Robinson, who this season as a junior averaged 20.7 points while shooting 40.9 percent from three-point range, has been training with Noah LaRoche, the owner of Integrity Sports and the trainer of Russell Westbrook.
Robinson says he will be defined by two traits: hard work and character.
“Nothing was given to me, not even in my own household. I will work in the dark until I see the light,’’ Robinson said. “I don’t have a ridiculous wing span or ridiculous height, but I know that I have a mental advantage against guys I play against. That’s the way I attack the game.’’
One of the top names scheduled to workout in Portland in June is Duke wing Gary Trent, Jr.
If the name sounds familiar, it’s because his father Gary Trent played with the Blazers from 1995-1998.
“He always he told me stories of those teams, and the name they had, the Jail Blazers,’’ Trent said. “But he told me funny stories, stories of him, JR (Rider), Rasheed (Wallace).’’
Trent Jr. as a freshman with Duke averaged 14.5 points and 4.2 rebounds. He carries himself with a brash confidence and says he will show NBA teams that he can be a prolific scorer.
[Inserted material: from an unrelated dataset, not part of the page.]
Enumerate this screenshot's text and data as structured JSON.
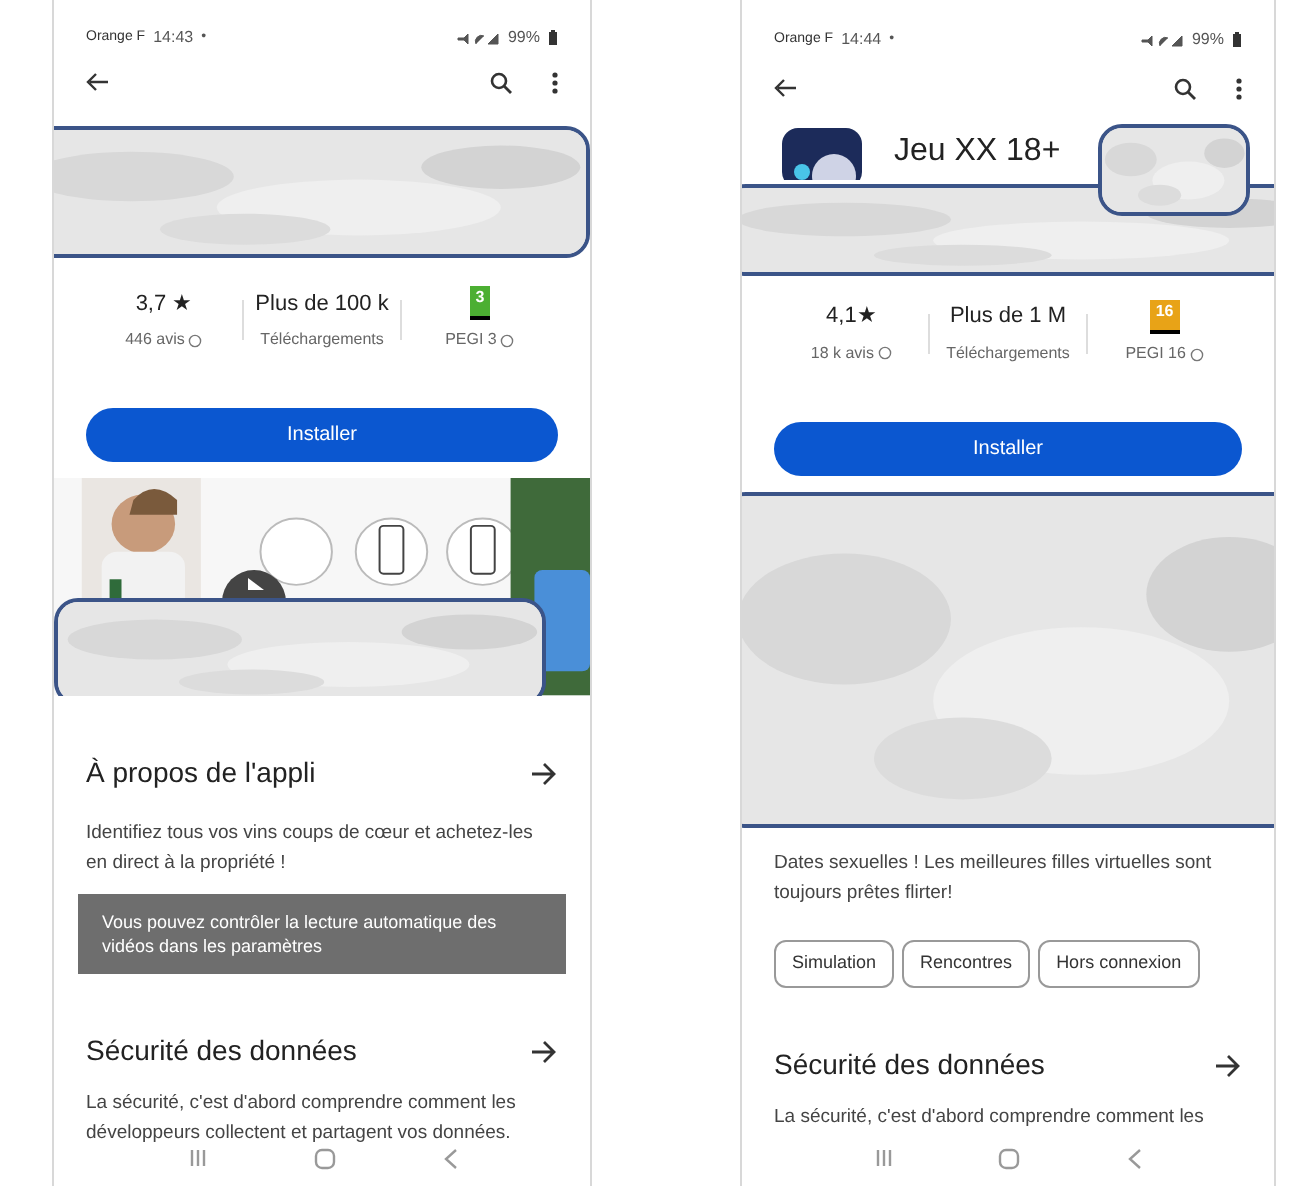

He is projected to go anywhere from the mid-teens to the second round.
“I honestly feel like I’m better than that,’’ Trent said. “I can score with the best of them – post, mid range, three, off the dribble, catch and shoot. I feel like there is not situation on the offensive end that I can’t do. ‘’
Part of that confidence comes from being schooled by his father, not only in the nuances of the game, but also the draft process.
“It’s almost as if I had a cheat sheet,’’ Trent said. “My father has been through it all – the combine, the one-year deals, the three-year deals. He’s been at the bottom of the bench, a key contributor off the bench. He’s been through every situation, and that’s the plus of having a father who played.’’
Trent is also well-schooled on the current Blazers, and said he felt he could make an immediate impact in Portland.
“I think I could come in right away and help be a nice spark, come in and knock down shots,’’ Trent said. “There is so much pressure on Dame and CJ, I would probably just get easy buckets just spotting up and doing little things like that.
“And scoring when I need to – drive, catch and shoot, play make, drop off to them and Harkless and all them guys … the big man, how do you say his name again? Nurkic, yeah, he’s a talented player, too. They have a lot going on, a lot of good things.’’